Records to process:
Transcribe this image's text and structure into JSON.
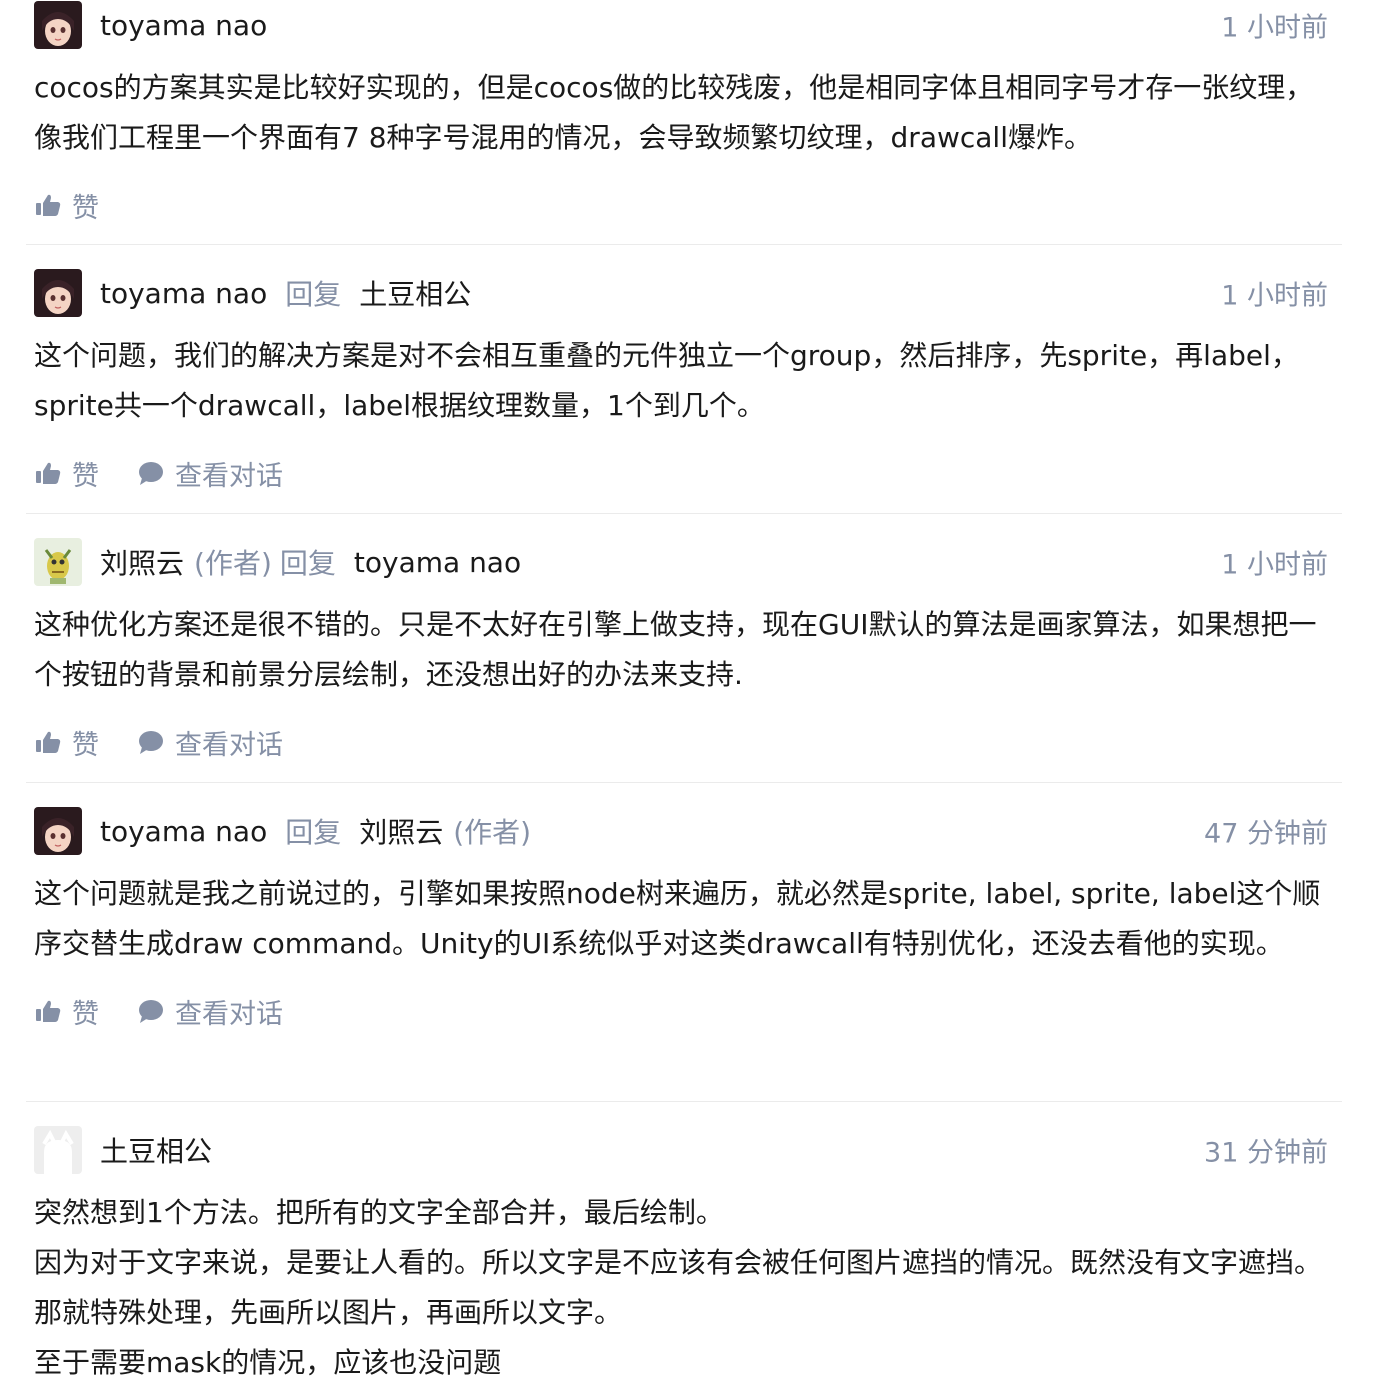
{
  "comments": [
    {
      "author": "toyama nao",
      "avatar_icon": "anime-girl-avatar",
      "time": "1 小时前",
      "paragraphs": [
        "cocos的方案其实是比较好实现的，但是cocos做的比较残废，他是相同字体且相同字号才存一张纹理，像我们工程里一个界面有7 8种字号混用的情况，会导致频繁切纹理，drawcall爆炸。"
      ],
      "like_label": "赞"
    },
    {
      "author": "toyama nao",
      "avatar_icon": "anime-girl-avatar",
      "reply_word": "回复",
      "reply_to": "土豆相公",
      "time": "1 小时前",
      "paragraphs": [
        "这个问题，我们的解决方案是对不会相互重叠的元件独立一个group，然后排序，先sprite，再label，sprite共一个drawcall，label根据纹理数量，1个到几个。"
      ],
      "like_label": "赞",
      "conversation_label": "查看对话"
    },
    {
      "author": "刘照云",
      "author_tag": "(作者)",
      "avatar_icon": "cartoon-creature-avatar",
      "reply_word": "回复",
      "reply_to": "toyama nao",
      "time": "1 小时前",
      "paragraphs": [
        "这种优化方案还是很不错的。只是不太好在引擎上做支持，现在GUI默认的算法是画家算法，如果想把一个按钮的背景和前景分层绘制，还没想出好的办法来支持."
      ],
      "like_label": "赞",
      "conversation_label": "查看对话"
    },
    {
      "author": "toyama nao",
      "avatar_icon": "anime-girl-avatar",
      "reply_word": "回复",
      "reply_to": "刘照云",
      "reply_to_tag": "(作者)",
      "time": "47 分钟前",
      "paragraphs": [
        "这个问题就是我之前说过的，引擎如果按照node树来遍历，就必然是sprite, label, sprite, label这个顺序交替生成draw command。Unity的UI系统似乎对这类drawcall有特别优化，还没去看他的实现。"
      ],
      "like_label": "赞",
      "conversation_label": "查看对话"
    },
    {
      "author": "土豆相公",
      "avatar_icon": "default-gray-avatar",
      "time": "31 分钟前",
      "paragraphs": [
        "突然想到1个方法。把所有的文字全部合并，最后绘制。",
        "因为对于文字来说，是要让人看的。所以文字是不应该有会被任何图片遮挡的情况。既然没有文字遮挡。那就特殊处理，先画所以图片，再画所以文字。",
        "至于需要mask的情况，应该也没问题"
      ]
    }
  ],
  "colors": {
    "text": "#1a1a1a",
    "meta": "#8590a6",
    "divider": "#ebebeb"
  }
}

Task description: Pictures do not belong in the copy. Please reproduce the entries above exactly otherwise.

Answer space:
Transcribe this image's text and structure into JSON.
{
  "comments": [
    {
      "author": "toyama nao",
      "avatar_icon": "anime-girl-avatar",
      "time": "1 小时前",
      "paragraphs": [
        "cocos的方案其实是比较好实现的，但是cocos做的比较残废，他是相同字体且相同字号才存一张纹理，像我们工程里一个界面有7 8种字号混用的情况，会导致频繁切纹理，drawcall爆炸。"
      ],
      "like_label": "赞"
    },
    {
      "author": "toyama nao",
      "avatar_icon": "anime-girl-avatar",
      "reply_word": "回复",
      "reply_to": "土豆相公",
      "time": "1 小时前",
      "paragraphs": [
        "这个问题，我们的解决方案是对不会相互重叠的元件独立一个group，然后排序，先sprite，再label，sprite共一个drawcall，label根据纹理数量，1个到几个。"
      ],
      "like_label": "赞",
      "conversation_label": "查看对话"
    },
    {
      "author": "刘照云",
      "author_tag": "(作者)",
      "avatar_icon": "cartoon-creature-avatar",
      "reply_word": "回复",
      "reply_to": "toyama nao",
      "time": "1 小时前",
      "paragraphs": [
        "这种优化方案还是很不错的。只是不太好在引擎上做支持，现在GUI默认的算法是画家算法，如果想把一个按钮的背景和前景分层绘制，还没想出好的办法来支持."
      ],
      "like_label": "赞",
      "conversation_label": "查看对话"
    },
    {
      "author": "toyama nao",
      "avatar_icon": "anime-girl-avatar",
      "reply_word": "回复",
      "reply_to": "刘照云",
      "reply_to_tag": "(作者)",
      "time": "47 分钟前",
      "paragraphs": [
        "这个问题就是我之前说过的，引擎如果按照node树来遍历，就必然是sprite, label, sprite, label这个顺序交替生成draw command。Unity的UI系统似乎对这类drawcall有特别优化，还没去看他的实现。"
      ],
      "like_label": "赞",
      "conversation_label": "查看对话"
    },
    {
      "author": "土豆相公",
      "avatar_icon": "default-gray-avatar",
      "time": "31 分钟前",
      "paragraphs": [
        "突然想到1个方法。把所有的文字全部合并，最后绘制。",
        "因为对于文字来说，是要让人看的。所以文字是不应该有会被任何图片遮挡的情况。既然没有文字遮挡。那就特殊处理，先画所以图片，再画所以文字。",
        "至于需要mask的情况，应该也没问题"
      ]
    }
  ],
  "colors": {
    "text": "#1a1a1a",
    "meta": "#8590a6",
    "divider": "#ebebeb"
  }
}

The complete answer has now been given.